Could each entry below be written out exactly, with every picture dropped?

[App and web page records]
>>>>
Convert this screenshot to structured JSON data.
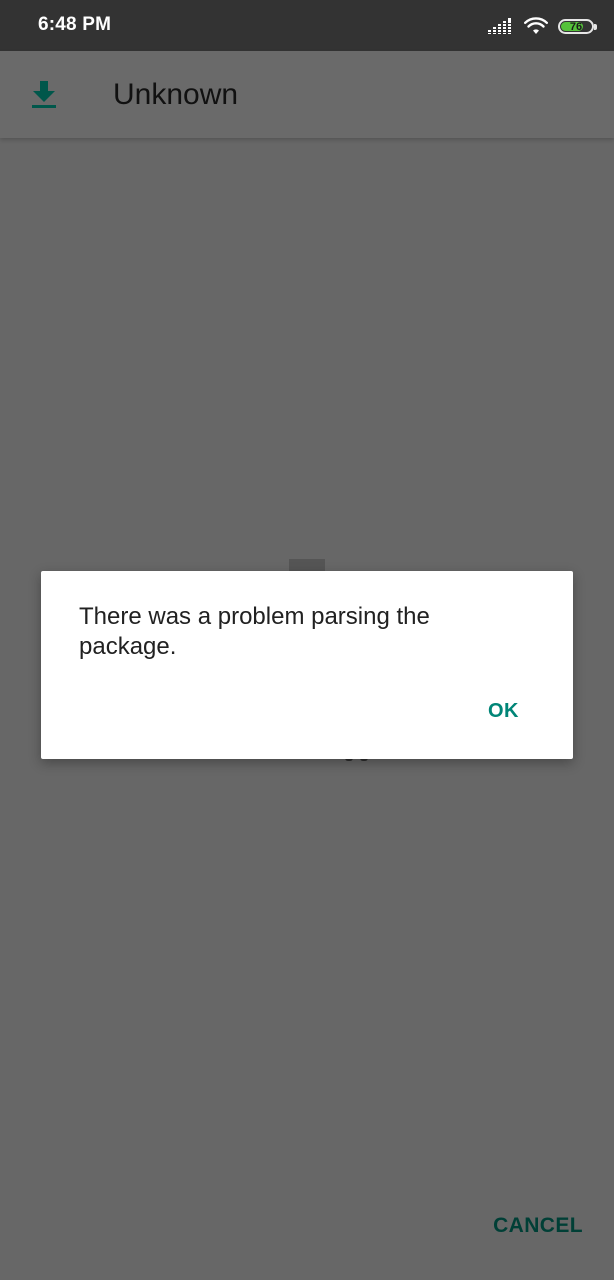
{
  "status_bar": {
    "time": "6:48 PM",
    "battery_level": "76",
    "icons": [
      "signal-icon",
      "wifi-icon",
      "battery-icon"
    ],
    "battery_color": "#55c23a"
  },
  "app_bar": {
    "title": "Unknown",
    "icon": "download-icon",
    "icon_color": "#00574b"
  },
  "dialog": {
    "message": "There was a problem parsing the package.",
    "ok_label": "OK",
    "accent_color": "#008577"
  },
  "footer": {
    "cancel_label": "CANCEL"
  }
}
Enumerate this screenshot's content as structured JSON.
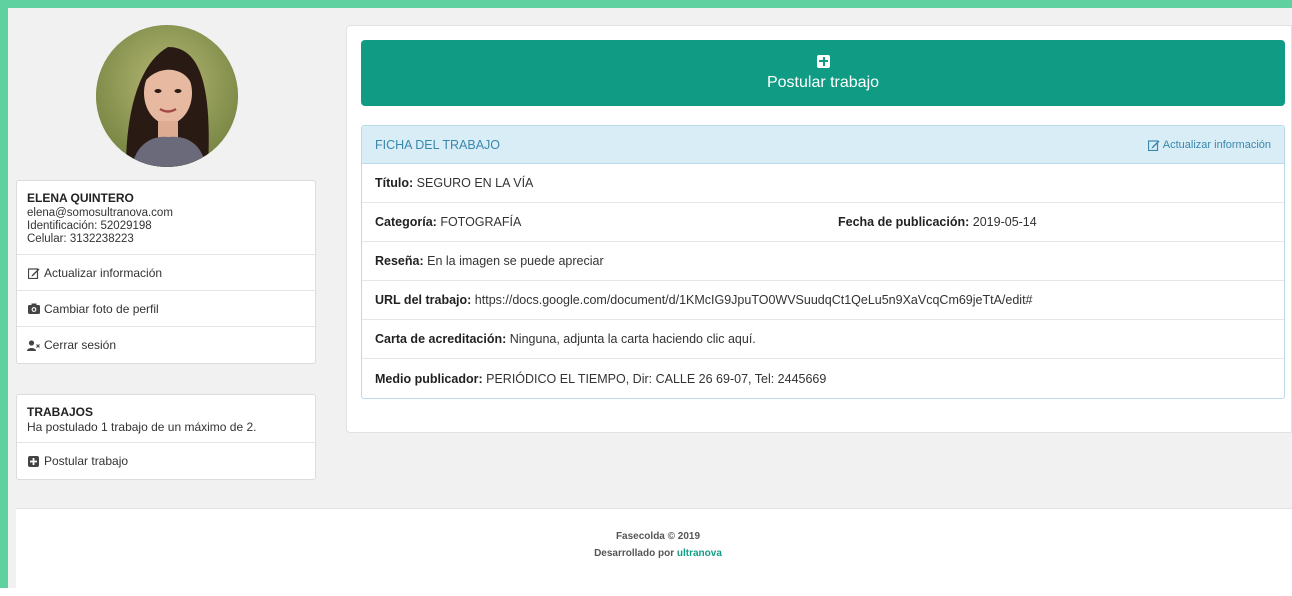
{
  "profile": {
    "name": "ELENA QUINTERO",
    "email": "elena@somosultranova.com",
    "identificacion": "Identificación: 52029198",
    "celular": "Celular: 3132238223",
    "menu": {
      "update": "Actualizar información",
      "photo": "Cambiar foto de perfil",
      "logout": "Cerrar sesión"
    }
  },
  "jobs": {
    "title": "TRABAJOS",
    "summary": "Ha postulado 1 trabajo de un máximo de 2.",
    "apply": "Postular trabajo"
  },
  "main": {
    "apply_button": "Postular trabajo",
    "ficha": {
      "title": "FICHA DEL TRABAJO",
      "update": "Actualizar información",
      "titulo_label": "Título:",
      "titulo_value": "SEGURO EN LA VÍA",
      "categoria_label": "Categoría:",
      "categoria_value": "FOTOGRAFÍA",
      "fecha_label": "Fecha de publicación:",
      "fecha_value": "2019-05-14",
      "resena_label": "Reseña:",
      "resena_value": "En la imagen se puede apreciar",
      "url_label": "URL del trabajo:",
      "url_value": "https://docs.google.com/document/d/1KMcIG9JpuTO0WVSuudqCt1QeLu5n9XaVcqCm69jeTtA/edit#",
      "carta_label": "Carta de acreditación:",
      "carta_value": "Ninguna, adjunta la carta haciendo clic aquí.",
      "medio_label": "Medio publicador:",
      "medio_value": "PERIÓDICO EL TIEMPO, Dir: CALLE 26 69-07, Tel: 2445669"
    }
  },
  "footer": {
    "line1": "Fasecolda © 2019",
    "line2_prefix": "Desarrollado por",
    "line2_brand": "ultranova"
  },
  "colors": {
    "accent": "#109c84",
    "frame": "#5fd1a1",
    "panel_header": "#d9edf7"
  }
}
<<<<
**WRITTEN SOLUTION:**
Convert this screenshot to structured JSON data.
{
  "status_bar": {
    "time": "6:48 PM",
    "battery_level": "76",
    "icons": [
      "signal-icon",
      "wifi-icon",
      "battery-icon"
    ],
    "battery_color": "#55c23a"
  },
  "app_bar": {
    "title": "Unknown",
    "icon": "download-icon",
    "icon_color": "#00574b"
  },
  "dialog": {
    "message": "There was a problem parsing the package.",
    "ok_label": "OK",
    "accent_color": "#008577"
  },
  "footer": {
    "cancel_label": "CANCEL"
  }
}
Enumerate this screenshot's content as structured JSON.
{
  "profile": {
    "name": "ELENA QUINTERO",
    "email": "elena@somosultranova.com",
    "identificacion": "Identificación: 52029198",
    "celular": "Celular: 3132238223",
    "menu": {
      "update": "Actualizar información",
      "photo": "Cambiar foto de perfil",
      "logout": "Cerrar sesión"
    }
  },
  "jobs": {
    "title": "TRABAJOS",
    "summary": "Ha postulado 1 trabajo de un máximo de 2.",
    "apply": "Postular trabajo"
  },
  "main": {
    "apply_button": "Postular trabajo",
    "ficha": {
      "title": "FICHA DEL TRABAJO",
      "update": "Actualizar información",
      "titulo_label": "Título:",
      "titulo_value": "SEGURO EN LA VÍA",
      "categoria_label": "Categoría:",
      "categoria_value": "FOTOGRAFÍA",
      "fecha_label": "Fecha de publicación:",
      "fecha_value": "2019-05-14",
      "resena_label": "Reseña:",
      "resena_value": "En la imagen se puede apreciar",
      "url_label": "URL del trabajo:",
      "url_value": "https://docs.google.com/document/d/1KMcIG9JpuTO0WVSuudqCt1QeLu5n9XaVcqCm69jeTtA/edit#",
      "carta_label": "Carta de acreditación:",
      "carta_value": "Ninguna, adjunta la carta haciendo clic aquí.",
      "medio_label": "Medio publicador:",
      "medio_value": "PERIÓDICO EL TIEMPO, Dir: CALLE 26 69-07, Tel: 2445669"
    }
  },
  "footer": {
    "line1": "Fasecolda © 2019",
    "line2_prefix": "Desarrollado por",
    "line2_brand": "ultranova"
  },
  "colors": {
    "accent": "#109c84",
    "frame": "#5fd1a1",
    "panel_header": "#d9edf7"
  }
}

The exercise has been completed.